Forget the novel, the reorganisation of the kitchen cupboards, the colour coding of the CDs, the strategic purging of my Facebook friends, the backing up of my laptop, cleaning and food. More pressing issues are at hand. Or one pressing issue.
The same issue that saw many a 1970s and 80s youth misspent, many a face screwed into a permanant pained look and people with square eyes. Yep, it’s official. The Rubik’s Cube is back and it needs solving immediately.
I know the most puzzling of cubes is back, because not only has it become the gift de jour at my nieces’ and nephews’ never-ending schedule of birthday parties (with parents breathing a sigh of relief at the modest price tag) but Twitter has told me so - therefore it must be fact.
Celebrities have suddenly started boasting about their skills - including Justin Bieber who definitely wasn’t born the first time around. He can solve it in a minute. Respect.
But as this trend returns I have learned that actually the Rubik’s obsession never really went away for some people. In fact there is an actual world championship in Sao Paulo next month where Rubik’s gurus compete in all sorts of time trials/ formats.
The competitors even have a special name - ‘speedcubers’. They have to solve the puzzle five times with the average fastest time scooping victory.

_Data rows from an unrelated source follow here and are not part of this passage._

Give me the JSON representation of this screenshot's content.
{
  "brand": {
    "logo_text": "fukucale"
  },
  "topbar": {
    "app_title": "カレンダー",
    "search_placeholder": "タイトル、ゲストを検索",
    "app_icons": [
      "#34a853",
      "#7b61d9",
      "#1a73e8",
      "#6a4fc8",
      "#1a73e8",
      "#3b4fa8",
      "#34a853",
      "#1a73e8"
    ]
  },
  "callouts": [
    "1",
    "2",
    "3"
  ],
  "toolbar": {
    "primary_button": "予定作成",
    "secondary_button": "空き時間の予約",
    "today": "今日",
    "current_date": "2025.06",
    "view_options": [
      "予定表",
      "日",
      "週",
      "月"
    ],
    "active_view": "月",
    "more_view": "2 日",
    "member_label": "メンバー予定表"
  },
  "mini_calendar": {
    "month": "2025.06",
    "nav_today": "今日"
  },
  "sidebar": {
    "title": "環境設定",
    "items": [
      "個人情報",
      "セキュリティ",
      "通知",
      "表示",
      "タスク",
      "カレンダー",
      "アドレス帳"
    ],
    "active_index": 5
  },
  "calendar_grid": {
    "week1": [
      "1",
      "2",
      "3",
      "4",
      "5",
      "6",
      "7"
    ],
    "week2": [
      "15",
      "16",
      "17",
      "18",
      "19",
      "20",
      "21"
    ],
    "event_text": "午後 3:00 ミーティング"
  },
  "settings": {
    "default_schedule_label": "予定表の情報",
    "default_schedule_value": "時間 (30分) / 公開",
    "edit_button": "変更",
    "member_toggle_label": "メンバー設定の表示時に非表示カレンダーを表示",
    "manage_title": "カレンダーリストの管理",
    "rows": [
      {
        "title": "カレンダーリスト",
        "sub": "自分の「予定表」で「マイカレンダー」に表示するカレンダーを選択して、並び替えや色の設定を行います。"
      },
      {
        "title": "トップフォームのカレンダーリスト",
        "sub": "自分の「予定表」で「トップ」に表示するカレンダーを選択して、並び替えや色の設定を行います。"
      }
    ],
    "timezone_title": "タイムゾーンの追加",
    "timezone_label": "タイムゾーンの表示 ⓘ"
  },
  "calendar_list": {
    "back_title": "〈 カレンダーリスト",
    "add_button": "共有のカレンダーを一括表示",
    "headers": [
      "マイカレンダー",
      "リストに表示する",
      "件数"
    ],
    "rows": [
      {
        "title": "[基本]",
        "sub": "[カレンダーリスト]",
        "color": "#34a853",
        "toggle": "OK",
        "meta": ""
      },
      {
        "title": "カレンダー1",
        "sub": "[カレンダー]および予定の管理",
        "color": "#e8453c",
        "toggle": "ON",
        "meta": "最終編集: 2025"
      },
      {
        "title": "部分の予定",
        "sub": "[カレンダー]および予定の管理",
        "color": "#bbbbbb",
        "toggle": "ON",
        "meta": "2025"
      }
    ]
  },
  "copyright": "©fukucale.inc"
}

The world, even my fickle self, got bored eventually the first time - this seems dedication beyond comprehension.
I have a lot of practicing to do because the world record for a Single Solve (yep, it’s a thing) is 5.25 seconds, set by American Collin Burns in April this year.
Meanwhile, the inventor of this puzzling plastic cube - Erno Rubik -must be rubbing his hands with joy ( as must his bank manager).
He is still around and thanking his stars for the day 41 years ago he decided to liven up his lessons (he was an architecture professor) by inventing a challenge for his students to solve. That day a legend was created and a zillion frustrating hours wasted.
So if you think I’m giving you any clues - forget it.